MONTPELIER — Eric Zencey, professor, writer and social critic, tireless evangelist for a new way of thinking about humankind’s relationship with nature, died on July 1, 2019, at his home in Montpelier. His wife, Kathryn Davis, daughter Daphne Zencey and sister-in-law Anne Davis were at his side. He was 65.
Eric arrived in Vermont in 1980 to teach at Goddard College, and quickly developed a deep love for his adopted state. It was at Goddard where he met Kathryn and where they were married, building a life together and raising their daughter, Daphne, first at the white farmhouse in Woodbury, then the red millhouse with the waterfall in East Calais, before finally moving to Montpelier.
Eric adored hiking Camel's Hump, swimming in #10 Pond, walking with Kathryn and the family dog in Hubbard Park and kayaking with Daphne at Wrightsville. Every August, the family would drive to the north shore of Canada’s Prince Edward Island and spend an idyllic vacation along the warmest waters north of the Carolinas. His visit there in 2018, though delayed by a health crisis, was a highlight of his life’s last year.
While his writing focused for the most part on the subject of ecological sustainability, he was also the author of the best-selling 1995 novel Panama, in which Henry Adams (the subject of his PhD dissertation at Claremont Graduate College) turns detective. In addition to Panama, Eric published three works of non-fiction: Virgin Forest: Meditations on History, Ecology and Culture; The Other Road to Serfdom and the Path to Sustainable Democracy; and Greening Vermont: The Search for a Sustainable State (co-authored with Elizabeth Courtney). Before the final stages of prostate cancer debilitated him, Eric was finishing work on an essay collection, Slumlord Nation, entrusting its completion to his brother, Matt. Eric spent much of his career teaching courses that explored cross-currents among the disciplines of economics, philosophy, political science, history and ecology; he never gave up trying to disabuse the economics profession of its assumption that a planet with billions of people is physically capable of supporting infinite economic growth.
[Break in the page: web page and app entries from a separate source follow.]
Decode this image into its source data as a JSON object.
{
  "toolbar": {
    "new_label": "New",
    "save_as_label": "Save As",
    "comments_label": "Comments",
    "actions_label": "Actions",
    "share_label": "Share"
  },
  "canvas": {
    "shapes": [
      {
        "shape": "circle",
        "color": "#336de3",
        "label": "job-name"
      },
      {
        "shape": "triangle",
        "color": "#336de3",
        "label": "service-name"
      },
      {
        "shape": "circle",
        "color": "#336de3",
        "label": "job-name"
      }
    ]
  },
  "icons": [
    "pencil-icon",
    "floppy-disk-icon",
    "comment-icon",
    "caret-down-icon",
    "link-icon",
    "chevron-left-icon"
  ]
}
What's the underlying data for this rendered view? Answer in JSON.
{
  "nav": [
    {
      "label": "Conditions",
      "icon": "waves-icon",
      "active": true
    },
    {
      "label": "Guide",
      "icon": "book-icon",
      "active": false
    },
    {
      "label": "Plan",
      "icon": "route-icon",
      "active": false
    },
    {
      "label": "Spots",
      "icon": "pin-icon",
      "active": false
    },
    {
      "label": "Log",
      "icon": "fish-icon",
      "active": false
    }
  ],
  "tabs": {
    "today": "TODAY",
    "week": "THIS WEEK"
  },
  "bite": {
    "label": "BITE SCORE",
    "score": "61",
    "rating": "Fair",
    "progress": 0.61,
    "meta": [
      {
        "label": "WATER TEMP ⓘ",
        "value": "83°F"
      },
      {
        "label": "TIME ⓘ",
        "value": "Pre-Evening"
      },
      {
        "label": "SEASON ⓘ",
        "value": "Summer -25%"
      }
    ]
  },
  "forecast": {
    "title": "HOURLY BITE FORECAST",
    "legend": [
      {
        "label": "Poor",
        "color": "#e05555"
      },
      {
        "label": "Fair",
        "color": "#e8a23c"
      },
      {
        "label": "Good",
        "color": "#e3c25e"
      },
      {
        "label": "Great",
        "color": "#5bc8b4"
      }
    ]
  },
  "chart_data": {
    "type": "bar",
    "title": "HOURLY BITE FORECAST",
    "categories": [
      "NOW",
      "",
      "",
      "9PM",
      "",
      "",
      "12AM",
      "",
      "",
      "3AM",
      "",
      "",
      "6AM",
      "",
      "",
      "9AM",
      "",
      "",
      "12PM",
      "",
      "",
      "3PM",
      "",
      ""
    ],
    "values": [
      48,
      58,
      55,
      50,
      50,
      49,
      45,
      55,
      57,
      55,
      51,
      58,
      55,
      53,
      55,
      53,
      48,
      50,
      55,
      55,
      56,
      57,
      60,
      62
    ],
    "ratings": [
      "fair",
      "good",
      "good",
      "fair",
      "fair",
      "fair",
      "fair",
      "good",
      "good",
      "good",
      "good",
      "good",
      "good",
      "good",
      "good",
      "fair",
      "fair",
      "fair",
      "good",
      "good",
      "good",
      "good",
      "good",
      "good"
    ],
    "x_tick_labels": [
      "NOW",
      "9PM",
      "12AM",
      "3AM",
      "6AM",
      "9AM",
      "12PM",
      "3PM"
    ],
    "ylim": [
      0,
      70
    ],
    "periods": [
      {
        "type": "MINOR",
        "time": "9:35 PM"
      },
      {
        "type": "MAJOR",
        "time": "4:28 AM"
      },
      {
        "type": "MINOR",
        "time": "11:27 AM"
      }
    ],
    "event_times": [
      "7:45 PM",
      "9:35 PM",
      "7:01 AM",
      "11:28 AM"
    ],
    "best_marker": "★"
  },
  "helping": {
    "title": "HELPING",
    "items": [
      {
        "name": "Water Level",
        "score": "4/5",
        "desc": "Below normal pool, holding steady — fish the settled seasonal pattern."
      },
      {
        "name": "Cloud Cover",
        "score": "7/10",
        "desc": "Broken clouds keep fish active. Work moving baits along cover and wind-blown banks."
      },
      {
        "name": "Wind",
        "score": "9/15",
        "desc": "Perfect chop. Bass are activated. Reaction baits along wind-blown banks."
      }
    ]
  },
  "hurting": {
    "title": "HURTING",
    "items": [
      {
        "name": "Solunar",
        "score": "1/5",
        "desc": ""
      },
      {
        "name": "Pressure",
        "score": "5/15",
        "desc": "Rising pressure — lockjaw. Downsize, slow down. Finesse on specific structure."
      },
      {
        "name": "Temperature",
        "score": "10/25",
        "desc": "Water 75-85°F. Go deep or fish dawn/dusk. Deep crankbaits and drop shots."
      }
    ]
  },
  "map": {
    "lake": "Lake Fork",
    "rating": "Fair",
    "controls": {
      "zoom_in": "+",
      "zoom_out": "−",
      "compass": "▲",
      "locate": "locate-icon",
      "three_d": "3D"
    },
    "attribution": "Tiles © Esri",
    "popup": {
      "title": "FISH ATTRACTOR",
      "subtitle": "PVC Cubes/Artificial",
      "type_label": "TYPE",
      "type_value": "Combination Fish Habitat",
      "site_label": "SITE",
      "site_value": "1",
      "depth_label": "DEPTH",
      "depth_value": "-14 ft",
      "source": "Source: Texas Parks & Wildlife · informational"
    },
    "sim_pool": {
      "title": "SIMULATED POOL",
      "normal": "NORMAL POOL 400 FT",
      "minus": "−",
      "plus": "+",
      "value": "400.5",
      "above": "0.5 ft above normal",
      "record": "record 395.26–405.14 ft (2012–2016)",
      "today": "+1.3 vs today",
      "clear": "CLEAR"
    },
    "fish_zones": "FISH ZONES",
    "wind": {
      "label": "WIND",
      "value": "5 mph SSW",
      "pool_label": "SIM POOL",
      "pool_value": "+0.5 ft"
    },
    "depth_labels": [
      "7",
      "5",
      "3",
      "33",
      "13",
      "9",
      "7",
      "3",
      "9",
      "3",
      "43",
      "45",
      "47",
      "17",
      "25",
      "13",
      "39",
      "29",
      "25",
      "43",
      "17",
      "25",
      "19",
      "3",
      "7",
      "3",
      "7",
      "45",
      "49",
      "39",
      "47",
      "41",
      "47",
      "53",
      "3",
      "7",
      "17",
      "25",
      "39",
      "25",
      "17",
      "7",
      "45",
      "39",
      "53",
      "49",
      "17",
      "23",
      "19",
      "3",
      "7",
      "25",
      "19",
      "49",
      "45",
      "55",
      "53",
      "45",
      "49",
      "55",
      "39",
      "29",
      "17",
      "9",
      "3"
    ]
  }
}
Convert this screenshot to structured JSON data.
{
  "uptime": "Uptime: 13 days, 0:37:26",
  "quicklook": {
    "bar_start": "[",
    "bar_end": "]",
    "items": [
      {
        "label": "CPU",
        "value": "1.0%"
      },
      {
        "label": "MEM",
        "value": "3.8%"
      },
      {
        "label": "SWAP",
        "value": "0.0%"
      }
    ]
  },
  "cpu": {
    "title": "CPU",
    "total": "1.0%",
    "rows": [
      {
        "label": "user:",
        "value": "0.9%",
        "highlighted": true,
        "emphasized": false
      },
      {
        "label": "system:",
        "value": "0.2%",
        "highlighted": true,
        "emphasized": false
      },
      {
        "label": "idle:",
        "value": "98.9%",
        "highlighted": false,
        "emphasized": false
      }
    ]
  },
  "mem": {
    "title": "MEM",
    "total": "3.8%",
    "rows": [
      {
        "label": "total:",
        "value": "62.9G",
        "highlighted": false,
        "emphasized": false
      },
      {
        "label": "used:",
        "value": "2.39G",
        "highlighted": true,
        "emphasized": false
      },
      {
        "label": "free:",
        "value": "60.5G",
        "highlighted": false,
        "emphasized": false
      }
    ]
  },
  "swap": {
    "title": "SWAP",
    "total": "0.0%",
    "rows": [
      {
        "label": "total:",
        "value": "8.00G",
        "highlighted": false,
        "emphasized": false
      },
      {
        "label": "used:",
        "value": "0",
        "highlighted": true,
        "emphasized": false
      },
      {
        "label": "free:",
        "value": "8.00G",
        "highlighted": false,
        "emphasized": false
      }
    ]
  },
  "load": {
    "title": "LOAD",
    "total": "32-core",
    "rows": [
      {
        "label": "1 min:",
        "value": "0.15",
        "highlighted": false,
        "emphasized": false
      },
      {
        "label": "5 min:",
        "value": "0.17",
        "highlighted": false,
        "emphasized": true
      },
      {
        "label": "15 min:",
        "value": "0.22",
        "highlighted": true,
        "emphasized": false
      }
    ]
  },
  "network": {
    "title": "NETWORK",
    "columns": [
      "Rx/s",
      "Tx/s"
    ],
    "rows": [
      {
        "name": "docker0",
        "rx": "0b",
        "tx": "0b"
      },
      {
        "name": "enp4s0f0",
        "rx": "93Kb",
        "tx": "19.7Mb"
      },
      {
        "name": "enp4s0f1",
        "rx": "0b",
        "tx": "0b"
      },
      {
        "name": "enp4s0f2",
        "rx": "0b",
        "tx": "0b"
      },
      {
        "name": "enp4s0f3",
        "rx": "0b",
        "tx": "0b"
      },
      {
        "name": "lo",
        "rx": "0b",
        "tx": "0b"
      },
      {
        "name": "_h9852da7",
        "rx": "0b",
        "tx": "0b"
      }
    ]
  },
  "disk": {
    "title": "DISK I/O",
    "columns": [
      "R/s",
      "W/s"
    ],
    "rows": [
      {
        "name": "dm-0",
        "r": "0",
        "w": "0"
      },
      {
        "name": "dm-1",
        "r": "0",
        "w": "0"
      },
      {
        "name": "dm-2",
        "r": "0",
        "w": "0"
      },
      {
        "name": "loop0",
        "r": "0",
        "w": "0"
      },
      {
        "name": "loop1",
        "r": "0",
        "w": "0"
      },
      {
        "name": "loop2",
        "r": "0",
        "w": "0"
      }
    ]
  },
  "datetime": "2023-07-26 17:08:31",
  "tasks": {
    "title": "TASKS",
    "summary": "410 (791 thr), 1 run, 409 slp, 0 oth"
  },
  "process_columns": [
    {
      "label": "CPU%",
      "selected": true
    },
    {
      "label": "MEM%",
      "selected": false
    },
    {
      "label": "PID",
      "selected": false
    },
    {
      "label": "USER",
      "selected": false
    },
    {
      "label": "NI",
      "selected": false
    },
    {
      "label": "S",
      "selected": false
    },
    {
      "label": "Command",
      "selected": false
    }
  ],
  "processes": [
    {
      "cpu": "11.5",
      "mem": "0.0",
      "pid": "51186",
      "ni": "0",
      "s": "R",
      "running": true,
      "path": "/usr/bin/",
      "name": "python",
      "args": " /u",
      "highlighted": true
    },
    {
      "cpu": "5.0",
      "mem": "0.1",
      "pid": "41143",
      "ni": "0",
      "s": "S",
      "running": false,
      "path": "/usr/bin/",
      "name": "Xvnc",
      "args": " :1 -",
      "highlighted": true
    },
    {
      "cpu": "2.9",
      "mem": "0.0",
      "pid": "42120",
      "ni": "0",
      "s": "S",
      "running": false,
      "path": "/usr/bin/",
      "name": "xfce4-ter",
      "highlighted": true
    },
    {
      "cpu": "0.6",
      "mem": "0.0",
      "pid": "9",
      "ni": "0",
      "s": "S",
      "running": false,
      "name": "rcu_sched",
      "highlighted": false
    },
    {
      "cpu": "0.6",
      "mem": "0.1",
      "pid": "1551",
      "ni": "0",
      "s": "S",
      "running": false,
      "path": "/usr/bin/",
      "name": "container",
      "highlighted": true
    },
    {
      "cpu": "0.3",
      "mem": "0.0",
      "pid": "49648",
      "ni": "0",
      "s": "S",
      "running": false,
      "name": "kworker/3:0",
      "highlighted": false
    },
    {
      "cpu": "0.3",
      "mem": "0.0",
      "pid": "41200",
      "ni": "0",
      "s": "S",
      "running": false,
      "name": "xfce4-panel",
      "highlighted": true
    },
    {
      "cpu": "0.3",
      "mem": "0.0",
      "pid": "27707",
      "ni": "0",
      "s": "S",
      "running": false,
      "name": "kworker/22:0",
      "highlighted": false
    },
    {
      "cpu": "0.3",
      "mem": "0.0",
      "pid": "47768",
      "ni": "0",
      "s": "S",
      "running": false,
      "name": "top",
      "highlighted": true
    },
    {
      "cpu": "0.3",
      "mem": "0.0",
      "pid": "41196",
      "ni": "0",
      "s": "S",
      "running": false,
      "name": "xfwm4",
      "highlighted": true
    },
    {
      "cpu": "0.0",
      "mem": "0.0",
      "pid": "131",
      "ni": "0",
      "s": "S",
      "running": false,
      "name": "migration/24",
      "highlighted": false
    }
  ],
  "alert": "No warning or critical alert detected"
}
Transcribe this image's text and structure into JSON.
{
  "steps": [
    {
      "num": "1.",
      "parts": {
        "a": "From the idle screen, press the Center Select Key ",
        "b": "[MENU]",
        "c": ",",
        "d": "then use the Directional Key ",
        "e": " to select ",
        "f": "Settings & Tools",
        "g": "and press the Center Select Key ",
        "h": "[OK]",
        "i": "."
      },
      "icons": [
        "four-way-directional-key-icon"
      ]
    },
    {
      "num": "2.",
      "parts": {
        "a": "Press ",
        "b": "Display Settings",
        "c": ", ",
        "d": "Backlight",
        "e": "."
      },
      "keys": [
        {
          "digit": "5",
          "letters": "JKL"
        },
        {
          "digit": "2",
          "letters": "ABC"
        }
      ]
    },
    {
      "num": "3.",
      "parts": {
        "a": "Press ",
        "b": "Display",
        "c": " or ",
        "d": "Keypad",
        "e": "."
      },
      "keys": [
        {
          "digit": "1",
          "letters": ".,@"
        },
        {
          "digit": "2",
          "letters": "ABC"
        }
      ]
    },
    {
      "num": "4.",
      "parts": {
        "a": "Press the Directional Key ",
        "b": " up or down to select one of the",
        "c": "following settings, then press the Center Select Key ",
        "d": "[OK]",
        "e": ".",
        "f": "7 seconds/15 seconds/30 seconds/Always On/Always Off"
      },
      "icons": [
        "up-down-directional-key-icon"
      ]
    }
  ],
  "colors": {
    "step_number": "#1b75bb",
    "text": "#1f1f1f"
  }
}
In addition to Goddard College, he taught in Empire State College’s International Program, which required frequent travel to its extension campuses in Prague and Albania.
More recently, he served as a visiting lecturer in the Sam Fox School of Architecture at Washington University in St. Louis, as well as teaching in the Honors Program at the University of Vermont, where he also was a fellow at the Gund Institute. Over the years, Eric’s work was recognized and supported by fellowships from the Guggenheim, Bellagio-Rockefeller and Bogliasco Foundations. His commentaries appeared in several publications, including The New York Times, and he was quoted on National Public Radio and in the Harvard Business Review. He also helped convince Vermont leaders to adopt the GPI (Genuine Progress Indicator), providing a more complete measure of a population’s well-being than the myopic GDP (Gross Domestic Product). After learning that he had exhausted all treatment options for his cancer, Eric responded with characteristic grace, good humor and persistence.
In the months before his death, he raised more than $100,000 to endow the Eric Zencey Prize in Ecological Economics, to be administered by the Gund Institute at the University of Vermont.
Eric is survived by his wife, Kathryn, and his daughter, Daphne, whose return to Vermont gladdened his heart. He is also survived by his brothers Carl Zencey (wife Susanne) and Matthew Zencey (wife Cindy); sister-in-law Anne Davis (husband Joe Mueller); nephews Gregory, Phillip, Nathan and Kyle Zencey and Bryan Shaw, and niece Jennifer. He was predeceased by his parents Ruth and Charles Zencey, and older half-brother C. Frank Shaw. His family is grateful to Central Vermont Home Health and Hospice, and especially for the exceptional care provided by Angie Romero.
Contributions in his memory may be made to the Eric Zencey Prize in Ecological Economics, through the University of Vermont Foundation, 411 Main St., Burlington, VT 05401. A memorial service is planned for Sept. 29 in VCFA’s Chapel.